Harmony: And we’re talking there about the system of checks and balances. These people were falling over themselves to make sure that nobody could run away with power. How do all these three branches work together to keep each other in check, to make sure that no one part of that triumvirate has the balance of power?
Ron: They have to keep an eye on one another, and the people have to keep an eye on all of them. It's well-delineated in the Constitution what authorities or powers go to one another, but it seemed to be apparent even to Washington that those could be overstepped. Because he warns us of that when he steps out of the presidency. He states in his farewell address that we should never allow any branch of government to encroach upon the other branches, because it creates despotism and concentrates all the power into just a few hands.
He mentions that there very well may raise occasions where it seems like a good idea, like it will be some short-term benefit or it will move us forward, or it might improve our safety and our defense. But, again looking back to history and looking back to the republic of Rome, it’s usually by encroachment that free governments are destroyed.
He’s speaking directly of things like the making of Caesars. That’s usually how it happens. Usually a free government gives away its authority, gives away its freedom, because they think it will increase their security. And that’s usually how Caesars became Caesars, how we got dictators.
Harmony: One of the things that I like about the process of creating the Constitution is how ambivalent the creators were about what they had written. They really didn’t have a whole lot of confidence that this Constitution was going to hold up for 20 years, much less 200.
Ron: Franklin wrote a letter that sort of mentions that. What he does in this letter is, he mentions that there’s a lot of things he’s not sure about. Things that he doesn’t agree with, things that he thinks might be a mistake. But then, by the end of the letter, he’s changed its tone. He starts to admit that even though he feels this way and he has doubts, he’s wise enough to know that a body of men have a greater wisdom than any one man.
Some of the things he doubts that the body has chosen are probably, they’re the body’s choice. The convention’s choice is probably more accurate than his own. And that to quote him, in a quote that Washington himself used “That while our government may not be perfect, no more perfect government was ever created by man.” I think that letter should definitely be read by any American. It should be part of the reading that goes along with reading the Constitution that we do when we’re in school. Because it’s a great reminder of what our government is.

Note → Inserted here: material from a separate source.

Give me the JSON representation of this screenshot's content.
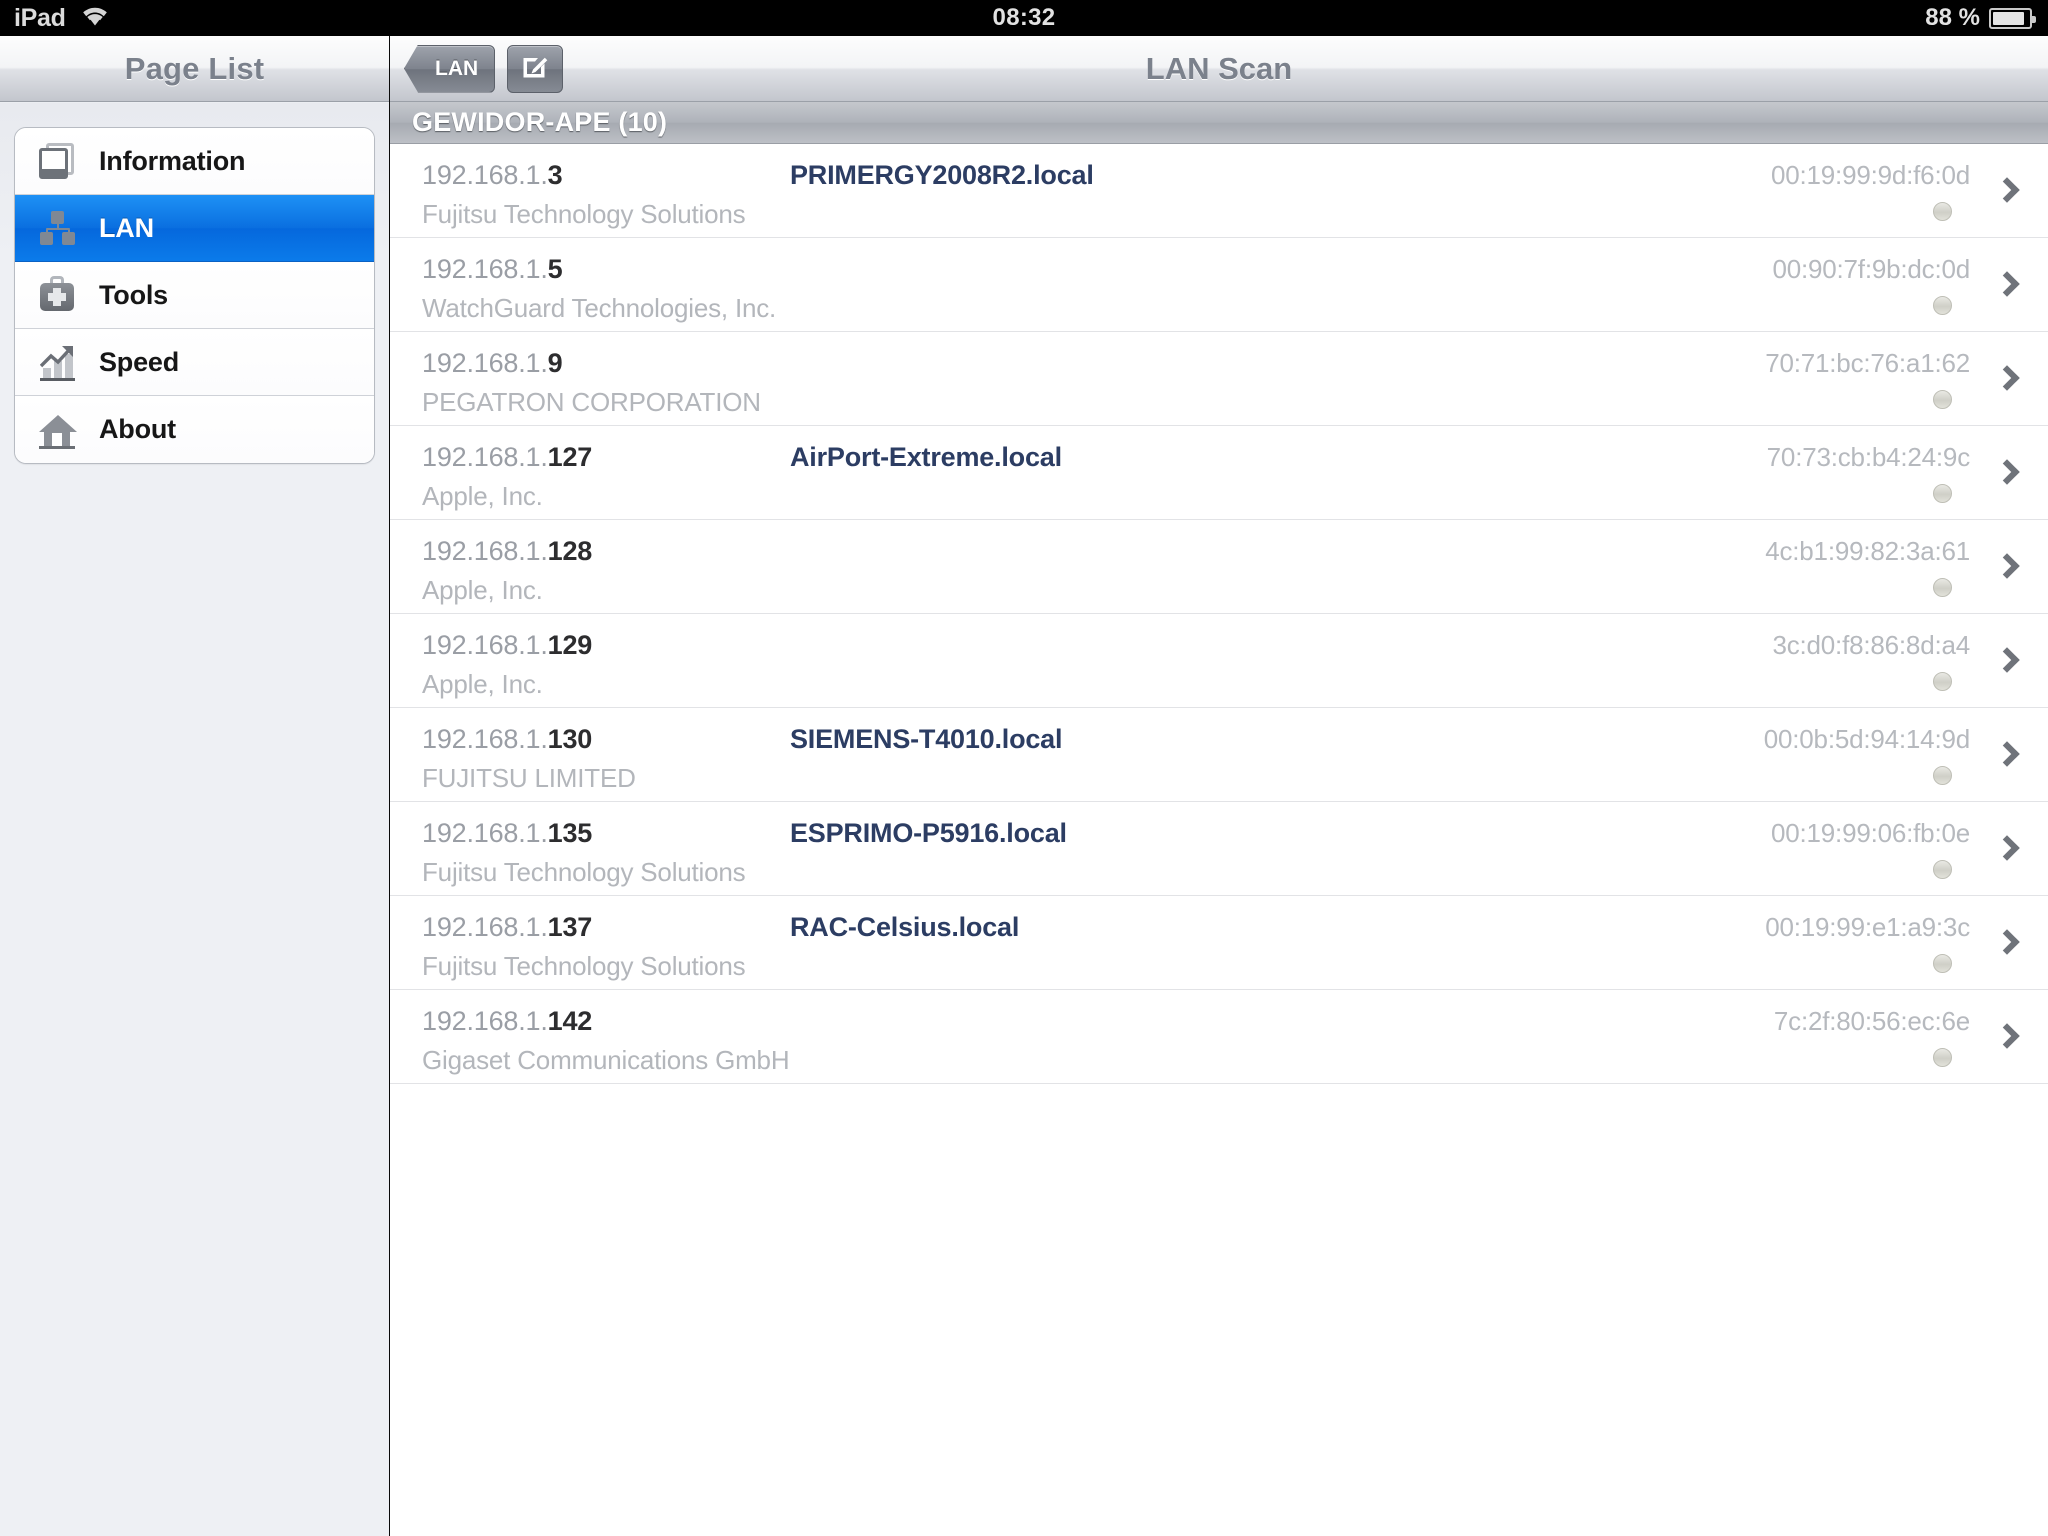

The United States is an experiment. Nobody knew if it would work, or how long it would last. We’re quick today to point out some of the errors. The errors in the original framework of the Constitution, or more typically, errors in how it was viewed and how evenly applied it was to all of society. But that forgets that we are an ongoing experiment. We aren’t finished. We’re still building, we’re still improving, we’re still working on having the best government that a nation can have.
Harmony: Thank you for being with us.
Ron: My pleasure.